A group of more than 350 people is asking the High Court to void the vote on the Cannabis and Control Bill, claiming poor and inaccurate information generated confusion among voters.
It also claims the Electoral Commission reinforced that misinformation.
The Bill that would have legalised cannabis was narrowly defeated, with 50.7 percent of voters voting against it, and 48.4 percent for it.
Drug reform advocate Blair Anderson is one of the people taking the case. He told Checkpoint New Zealanders heard far too much from the "no" vote during the campaign and said there was a failure to correct misinformation.
"We saw ads in the mainstream newspapers of things like dopey dairies, which people will remember had cannabis leaves all over it, with kids on skateboards in front of it.
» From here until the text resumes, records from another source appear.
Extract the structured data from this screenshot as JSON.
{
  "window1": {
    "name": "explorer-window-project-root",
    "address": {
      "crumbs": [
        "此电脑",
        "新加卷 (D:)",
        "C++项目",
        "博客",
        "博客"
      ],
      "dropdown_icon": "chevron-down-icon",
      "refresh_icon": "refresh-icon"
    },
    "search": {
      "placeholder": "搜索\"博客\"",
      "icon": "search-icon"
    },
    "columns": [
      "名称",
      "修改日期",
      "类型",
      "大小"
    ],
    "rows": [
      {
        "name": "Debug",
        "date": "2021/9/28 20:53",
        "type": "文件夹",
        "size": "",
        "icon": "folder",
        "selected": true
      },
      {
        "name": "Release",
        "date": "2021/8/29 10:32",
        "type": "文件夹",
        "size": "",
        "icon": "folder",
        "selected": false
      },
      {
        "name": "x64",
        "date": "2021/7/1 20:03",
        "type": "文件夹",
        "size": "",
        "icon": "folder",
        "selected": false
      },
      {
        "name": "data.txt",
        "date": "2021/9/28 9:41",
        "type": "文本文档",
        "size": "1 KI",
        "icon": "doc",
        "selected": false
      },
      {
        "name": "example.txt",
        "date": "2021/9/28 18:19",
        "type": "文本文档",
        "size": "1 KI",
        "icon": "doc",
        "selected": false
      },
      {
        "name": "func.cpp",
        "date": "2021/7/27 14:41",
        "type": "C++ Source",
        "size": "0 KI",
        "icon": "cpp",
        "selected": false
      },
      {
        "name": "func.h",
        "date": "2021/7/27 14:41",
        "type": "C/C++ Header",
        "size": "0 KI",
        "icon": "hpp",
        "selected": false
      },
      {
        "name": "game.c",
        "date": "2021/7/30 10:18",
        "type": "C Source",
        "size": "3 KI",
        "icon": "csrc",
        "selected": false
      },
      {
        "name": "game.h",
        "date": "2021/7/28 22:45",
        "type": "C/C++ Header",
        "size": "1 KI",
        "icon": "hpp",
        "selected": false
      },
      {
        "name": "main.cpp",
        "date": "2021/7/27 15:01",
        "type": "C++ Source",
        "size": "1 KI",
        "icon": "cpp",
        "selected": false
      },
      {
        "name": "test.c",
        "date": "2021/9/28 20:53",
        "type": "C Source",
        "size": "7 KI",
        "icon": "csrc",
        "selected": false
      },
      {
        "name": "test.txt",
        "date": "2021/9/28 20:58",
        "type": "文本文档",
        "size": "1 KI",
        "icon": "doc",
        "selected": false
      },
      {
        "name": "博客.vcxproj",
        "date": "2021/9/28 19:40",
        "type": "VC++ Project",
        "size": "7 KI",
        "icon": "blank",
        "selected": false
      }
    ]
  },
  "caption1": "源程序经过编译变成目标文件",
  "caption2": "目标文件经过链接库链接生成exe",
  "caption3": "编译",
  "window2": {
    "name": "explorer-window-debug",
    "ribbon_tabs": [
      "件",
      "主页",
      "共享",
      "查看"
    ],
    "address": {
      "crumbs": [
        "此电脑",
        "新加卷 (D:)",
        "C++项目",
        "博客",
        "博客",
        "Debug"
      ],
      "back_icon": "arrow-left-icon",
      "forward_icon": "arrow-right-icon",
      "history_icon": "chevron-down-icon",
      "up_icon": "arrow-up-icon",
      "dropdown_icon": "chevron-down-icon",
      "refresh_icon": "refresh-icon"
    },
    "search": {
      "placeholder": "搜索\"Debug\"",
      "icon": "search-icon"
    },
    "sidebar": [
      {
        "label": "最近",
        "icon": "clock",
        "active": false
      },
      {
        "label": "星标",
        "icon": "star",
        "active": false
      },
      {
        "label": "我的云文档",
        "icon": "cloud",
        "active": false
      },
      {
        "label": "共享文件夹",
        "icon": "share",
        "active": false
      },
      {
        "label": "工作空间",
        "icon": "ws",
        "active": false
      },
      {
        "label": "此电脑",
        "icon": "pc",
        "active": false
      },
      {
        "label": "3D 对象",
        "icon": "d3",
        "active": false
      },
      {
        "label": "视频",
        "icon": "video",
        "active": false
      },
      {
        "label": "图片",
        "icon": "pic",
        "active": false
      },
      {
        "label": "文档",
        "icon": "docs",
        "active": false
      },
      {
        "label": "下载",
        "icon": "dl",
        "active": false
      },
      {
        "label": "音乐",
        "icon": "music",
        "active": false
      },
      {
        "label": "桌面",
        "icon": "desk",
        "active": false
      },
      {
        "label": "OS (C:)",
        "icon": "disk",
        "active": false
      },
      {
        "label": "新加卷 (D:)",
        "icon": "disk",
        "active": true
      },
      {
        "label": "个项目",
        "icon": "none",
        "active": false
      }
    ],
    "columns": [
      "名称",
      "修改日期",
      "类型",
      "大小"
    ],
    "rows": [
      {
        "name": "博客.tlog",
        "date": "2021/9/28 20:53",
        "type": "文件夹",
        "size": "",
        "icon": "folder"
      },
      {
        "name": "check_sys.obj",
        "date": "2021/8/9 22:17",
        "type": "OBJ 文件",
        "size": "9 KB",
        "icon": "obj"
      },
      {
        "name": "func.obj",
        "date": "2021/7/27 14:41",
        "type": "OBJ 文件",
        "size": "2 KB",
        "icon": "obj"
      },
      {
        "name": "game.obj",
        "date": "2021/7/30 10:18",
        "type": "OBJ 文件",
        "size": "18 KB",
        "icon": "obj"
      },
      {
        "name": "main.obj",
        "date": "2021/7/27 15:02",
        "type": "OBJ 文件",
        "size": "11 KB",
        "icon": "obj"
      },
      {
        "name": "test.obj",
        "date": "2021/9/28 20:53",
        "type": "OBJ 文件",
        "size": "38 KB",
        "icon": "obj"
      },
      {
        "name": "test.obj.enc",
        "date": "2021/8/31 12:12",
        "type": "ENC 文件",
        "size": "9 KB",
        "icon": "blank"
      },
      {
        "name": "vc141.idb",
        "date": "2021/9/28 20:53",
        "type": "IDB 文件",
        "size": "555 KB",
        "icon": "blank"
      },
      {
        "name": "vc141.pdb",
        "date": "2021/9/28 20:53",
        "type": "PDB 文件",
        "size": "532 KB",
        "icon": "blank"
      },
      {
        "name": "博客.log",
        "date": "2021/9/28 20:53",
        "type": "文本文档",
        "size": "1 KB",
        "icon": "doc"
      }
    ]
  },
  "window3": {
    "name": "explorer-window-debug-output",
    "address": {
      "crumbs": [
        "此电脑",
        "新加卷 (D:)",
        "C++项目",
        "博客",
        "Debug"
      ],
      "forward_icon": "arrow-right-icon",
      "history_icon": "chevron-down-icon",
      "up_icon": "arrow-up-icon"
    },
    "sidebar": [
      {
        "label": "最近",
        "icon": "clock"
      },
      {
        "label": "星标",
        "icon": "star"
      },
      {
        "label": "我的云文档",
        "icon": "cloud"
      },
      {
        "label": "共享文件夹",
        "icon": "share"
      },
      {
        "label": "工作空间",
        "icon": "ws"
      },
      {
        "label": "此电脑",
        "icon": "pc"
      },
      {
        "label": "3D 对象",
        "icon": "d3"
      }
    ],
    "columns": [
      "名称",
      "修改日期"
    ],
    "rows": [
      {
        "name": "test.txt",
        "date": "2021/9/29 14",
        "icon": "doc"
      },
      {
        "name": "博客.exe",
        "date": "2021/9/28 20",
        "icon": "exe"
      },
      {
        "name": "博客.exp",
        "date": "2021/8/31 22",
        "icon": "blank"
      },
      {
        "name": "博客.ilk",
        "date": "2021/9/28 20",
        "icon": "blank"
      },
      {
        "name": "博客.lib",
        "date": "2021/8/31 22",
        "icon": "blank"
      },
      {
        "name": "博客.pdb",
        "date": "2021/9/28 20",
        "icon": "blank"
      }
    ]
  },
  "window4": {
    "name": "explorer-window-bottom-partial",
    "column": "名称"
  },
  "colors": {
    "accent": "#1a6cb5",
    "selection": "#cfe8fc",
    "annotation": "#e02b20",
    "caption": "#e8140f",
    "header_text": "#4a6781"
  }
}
"There was no such provision within the actual legalisation and control Bill to do that. In fact, it was specifically excluded.
"There were the things like 'gummy bears, the menu for kids' and various others that were publicised in mainstream media and social media and so forth.
"Notwithstanding the fact there was also what I call almost stage-managed presentation of people that were obviously smoking a joint in hoodies, whereas in actual fact, we have a mainstream concurrence with the use of cannabis. Our own health and development study here in Christchurch - four out of five respondents in that study have used cannabis in their life. And obviously, most of them have come to no harm," he said.
"There was an expert committee that was assembled, and part of its function was certainly to correct any misinformation."
But Anderson said problems extended beyond what he calls the failure of that committee.
"Even to the extent that we heard that the Medical Association didn't approve of the Bill, and then at the end of the period, just after the bulk of people had voted, had come out and said quite the converse.
"That opportunity to explore these things was not taken by mainstream media for the greater part. We never saw the advocacy, anywhere in the electoral process, for instance, of the Aotearoa Legalise Cannabis Party that had participated in nine MMP elections, and no one was consulted as to what they thought the referendum should look like."
Under the law a judge does have the power to void the referendum, Anderson said.
"The question then becomes, do we have another referendum? There is provision within the Act to have another referendum within six months of his findings. But I think the right thing to do would be for them just to send it to the select committee.
"If the judge thinks this was inherently wrong and it influenced the outcome, he's probably on a bound to say the referendum is null and void.
"It's not the result of the referendum we're disputing. We're disputing the conduct of that referendum and I make that very clear.
"It's quite possible that the High Court judge may look at this and go, 'nope, the Electoral Commission can get a smack over the head for being naughty but the results stand'.
"That's the prerogative of the judge, he will hear the evidence, what's really cute is he can call in the people that were responsible for some of the misinformation and ask them to validate and justify it.
"It's time we all grew up and realised, let's put this to the people - we elected them, they're called MPs. They go on a select committee. The select committee hears evidence.
"That's where it stands and that's putting it to the people. Because the people elected those people to make a decision."
The Electoral Commission has confirmed it has until Friday to respond to the High Court, but declined to comment further to Checkpoint.